Bill’s father taught him how to work – the farm, the animals and the machinery. His parents shared their political concerns about Hitler. In 1940, Bill joined the Navy, insuring his older brother wouldn’t be drafted. He remembers listening to Edgar R. Murrow about the War in Europe. Bill served on a variety of Navy vessels, his first being a cruiser (USS Brooklyn) that he boarded at Pearl Harbor. His service took him to New Zealand, the Atlantic, Africa and the South Pacific. He recollects listening to Tokyo Rose on the radio. Bill received many medals for his distinguished service to our Country.
He went to school in Washington, D. C. where he learned about electronics and mechanics. It was here he met Eloudene Kinsey, who was also in the Navy. Bill and Eloudene married in 1945 and had three children, Barbara Ann, John Marquis and Mary Anne. There are now four grandchildren and one great grandchild. Eloudene has passed away.
After seeing an ad for a Radio Engineering/Electronic School in Kansas City, Bill picked up his family and went there to finish school. Upon completion, he applied for work all over the country and took a job with WKRC Radio in Cincinnati, where he worked for over 25 years. Bill occasionally met celebrities at work. Duke Ellington told him that he was the “best audience he ever had.”
- “Going to war doesn’t accomplish a thing. Wars are fought for money or power, not freedom. Many veterans haven’t been and still are not being taken care of properly.”
- “During my lifetime, the technological advances in communication have been very impressive.”
- “Work on cancer, smallpox and polio are important medical advances that have greatly impacted mankind.”
- “THE EVENT IN HISTORY THAT HAD THE MOST REMARKABLE INFLUENCE ON THE WORLD IS GANDHI LEADING THE CIVIL RIGHTS MOVEMENT AROUND THE WORLD (AMERICA, SOUTH AFRICA, ETC.)”
Along with dancing, Bill routinely exercises and still enjoys taking care of the yard where he lives with his daughter in Maineville. Not too long ago, he fulfilled his desire to “travel the world” with his good friend, Phyllis Winholt, a square dancer who has since passed away. Bill now has a special friend, Debbie Baldwin, with whom he shares his life experiences and she is his dance partner.
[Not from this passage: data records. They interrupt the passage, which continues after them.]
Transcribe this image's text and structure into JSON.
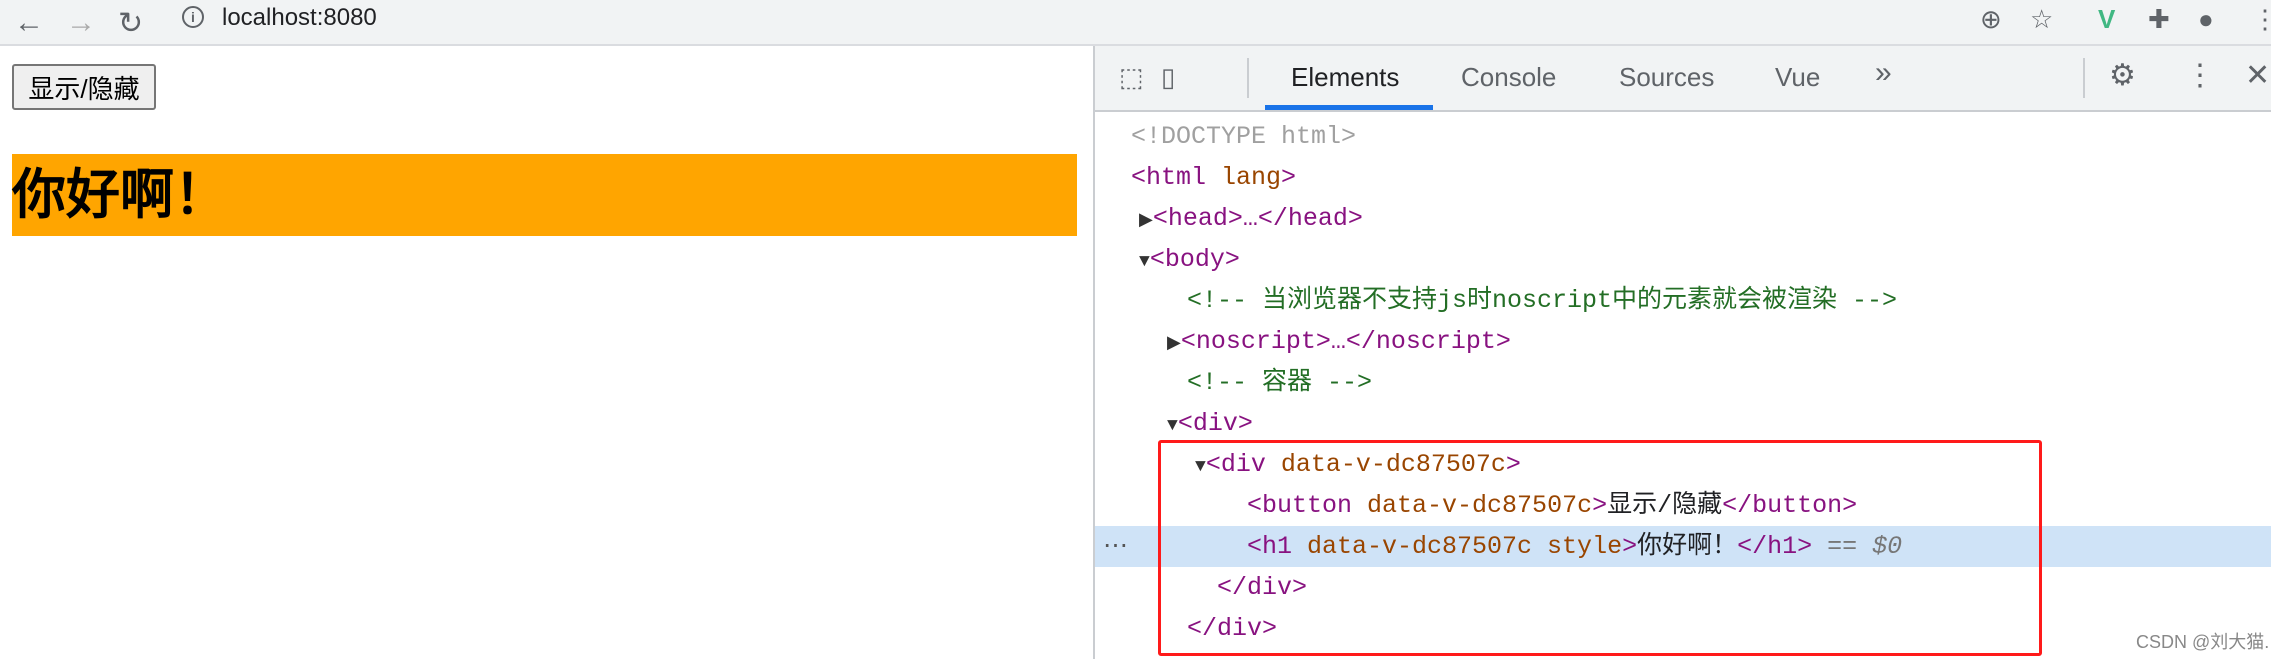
{
  "browser": {
    "url": "localhost:8080"
  },
  "page": {
    "button_label": "显示/隐藏",
    "heading": "你好啊！",
    "heading_bg": "#ffa500"
  },
  "devtools": {
    "tabs": [
      {
        "label": "Elements",
        "active": true
      },
      {
        "label": "Console"
      },
      {
        "label": "Sources"
      },
      {
        "label": "Vue"
      }
    ],
    "more_tabs": "»",
    "tree": {
      "doctype": "<!DOCTYPE html>",
      "html_open": "<html",
      "html_attr": " lang",
      "head": "<head>…</head>",
      "body": "<body>",
      "comment1": "<!-- 当浏览器不支持js时noscript中的元素就会被渲染 -->",
      "noscript": "<noscript>…</noscript>",
      "comment2": "<!-- 容器 -->",
      "div_open": "<div>",
      "inner_div_tag": "<div",
      "inner_div_attr": " data-v-dc87507c",
      "button_tag": "<button",
      "button_attr": " data-v-dc87507c",
      "button_text": "显示/隐藏",
      "button_close": "</button>",
      "h1_tag": "<h1",
      "h1_attr": " data-v-dc87507c style",
      "h1_text": "你好啊！",
      "h1_close": "</h1>",
      "selected_marker": " == $0",
      "inner_div_close": "</div>",
      "div_close": "</div>"
    },
    "highlight_color": "#ff1a1a"
  },
  "watermark": "CSDN @刘大猫."
}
Bill keeps his mind active as he plays bridge and euchre, and he remains politically active. Bill didn’t abandon his farming roots. Until very recently, he always kept a large garden and generously shared his “harvest” with others. He works regularly in a homeless shelter and is involved with support of our Military Veterans and in other social service opportunities. Bill makes GREAT pies, and brings them to our square dances. They are usually the first item to be “gone” from our refreshment tables.